This collection consists of registers and a few other documents containing decisions relating to small claims between city and district residents. A comprehensive survey was beyond the scope of the present project, but it is likely that some of the records contain information regarding Jewish inhabitants in the region.
This collection consists of ledgers and indices of regulatory measures enacted by the Sibiu Magistrate. The materials on this collection date largely to the 18th and early 19th century, thus covering a period before substantial Jewish settlement in the jurisdiction, although item number 4 did turn up evidence of an 1829 decision pertaining to Jews and pharmaceuticals. It is possible other relevant cases may be recorded in these registers as well; a thorough investigation of the contents was beyond the scope of the present survey. See page 689/80 of nr. crt. 4, containing a decree from 1829 September 10, stating that Jews are permitted neither to trade in pharmaceuticals nor to operate pharmacies, and that any pharmaceuticals discovered to have been “defiled” [verfault] by Jews are to be reported immediately to the authorities.
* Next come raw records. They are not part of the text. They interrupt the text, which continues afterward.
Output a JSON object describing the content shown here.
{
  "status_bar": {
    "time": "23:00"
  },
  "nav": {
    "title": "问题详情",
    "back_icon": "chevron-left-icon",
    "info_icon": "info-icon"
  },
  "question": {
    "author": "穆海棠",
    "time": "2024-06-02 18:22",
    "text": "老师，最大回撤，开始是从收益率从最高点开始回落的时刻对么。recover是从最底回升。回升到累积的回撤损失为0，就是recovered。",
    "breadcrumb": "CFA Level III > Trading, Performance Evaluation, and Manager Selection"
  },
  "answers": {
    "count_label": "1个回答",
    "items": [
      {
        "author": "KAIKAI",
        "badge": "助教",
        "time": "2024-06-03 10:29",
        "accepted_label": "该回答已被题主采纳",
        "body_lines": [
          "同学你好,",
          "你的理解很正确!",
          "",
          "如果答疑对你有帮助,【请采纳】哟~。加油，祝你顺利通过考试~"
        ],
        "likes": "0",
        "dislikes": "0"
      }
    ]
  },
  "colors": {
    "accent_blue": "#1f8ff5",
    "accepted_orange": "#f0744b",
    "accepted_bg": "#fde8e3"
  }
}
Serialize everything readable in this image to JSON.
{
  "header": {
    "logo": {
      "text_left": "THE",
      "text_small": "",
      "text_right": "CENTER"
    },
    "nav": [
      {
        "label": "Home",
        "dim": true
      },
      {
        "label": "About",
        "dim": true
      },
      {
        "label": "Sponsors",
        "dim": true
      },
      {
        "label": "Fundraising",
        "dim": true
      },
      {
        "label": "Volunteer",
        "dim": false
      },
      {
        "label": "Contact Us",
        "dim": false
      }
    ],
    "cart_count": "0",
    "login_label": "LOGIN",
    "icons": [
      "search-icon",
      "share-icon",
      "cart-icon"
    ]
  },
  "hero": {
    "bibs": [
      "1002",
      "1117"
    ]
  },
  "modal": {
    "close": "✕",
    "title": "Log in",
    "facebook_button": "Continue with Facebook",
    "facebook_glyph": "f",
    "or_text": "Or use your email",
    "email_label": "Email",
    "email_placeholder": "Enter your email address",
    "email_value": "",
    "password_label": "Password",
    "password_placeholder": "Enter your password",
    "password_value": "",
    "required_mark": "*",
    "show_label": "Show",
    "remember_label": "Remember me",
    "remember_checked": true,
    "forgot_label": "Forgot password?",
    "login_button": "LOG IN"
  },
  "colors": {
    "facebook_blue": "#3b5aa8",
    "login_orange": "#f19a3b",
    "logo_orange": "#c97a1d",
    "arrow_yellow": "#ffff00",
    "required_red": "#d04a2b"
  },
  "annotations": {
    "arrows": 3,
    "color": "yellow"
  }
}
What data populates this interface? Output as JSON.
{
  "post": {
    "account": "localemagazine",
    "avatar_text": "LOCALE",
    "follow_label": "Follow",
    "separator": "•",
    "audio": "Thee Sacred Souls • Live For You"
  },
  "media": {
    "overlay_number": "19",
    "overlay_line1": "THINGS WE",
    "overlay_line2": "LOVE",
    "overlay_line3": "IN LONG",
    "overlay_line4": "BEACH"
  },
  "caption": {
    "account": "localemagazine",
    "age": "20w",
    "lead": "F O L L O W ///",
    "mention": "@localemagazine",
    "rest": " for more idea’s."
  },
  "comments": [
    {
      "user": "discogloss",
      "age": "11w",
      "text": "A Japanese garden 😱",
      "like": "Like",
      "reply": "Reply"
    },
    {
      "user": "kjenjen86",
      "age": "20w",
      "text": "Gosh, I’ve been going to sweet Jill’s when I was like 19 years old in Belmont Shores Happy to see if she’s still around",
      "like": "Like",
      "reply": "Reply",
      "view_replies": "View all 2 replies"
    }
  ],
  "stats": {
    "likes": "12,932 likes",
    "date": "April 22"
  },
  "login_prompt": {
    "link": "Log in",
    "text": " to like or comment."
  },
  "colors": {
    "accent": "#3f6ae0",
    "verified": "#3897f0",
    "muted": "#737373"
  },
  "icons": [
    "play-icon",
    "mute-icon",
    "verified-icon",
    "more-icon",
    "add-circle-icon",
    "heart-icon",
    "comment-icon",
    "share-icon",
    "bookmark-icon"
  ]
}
This is a small collection, mostly containing various orders, reports, and other business and administrative papers regarding the daily activities of the post. Several of the items specifically refer to measures regarding the Saxons living near the post, their involvement with German forces, and their deportation to work camps. A folder of correspondence (numar curent 1947-1) mentions Jews, but only to note that there appear to be no Jews in the area. The remaining documents in this folder consist of correspondence, primarily orders and circular bulletins sent to the Pauca gendarmerie post, concerning various tasks and activities to be undertaken. Often these have to do with agricultural matters, and there are also a number of notices about wanted individuals, escapees from detention, and measures regarding the ethnic German and Magyar populations. What is, however, of note is that much of this correspondence is written on recycled paper – for the most part, the versos of the orders are Hungarian-language documents dating to the late Austro-Hungarian monarchy, especially to the first World War.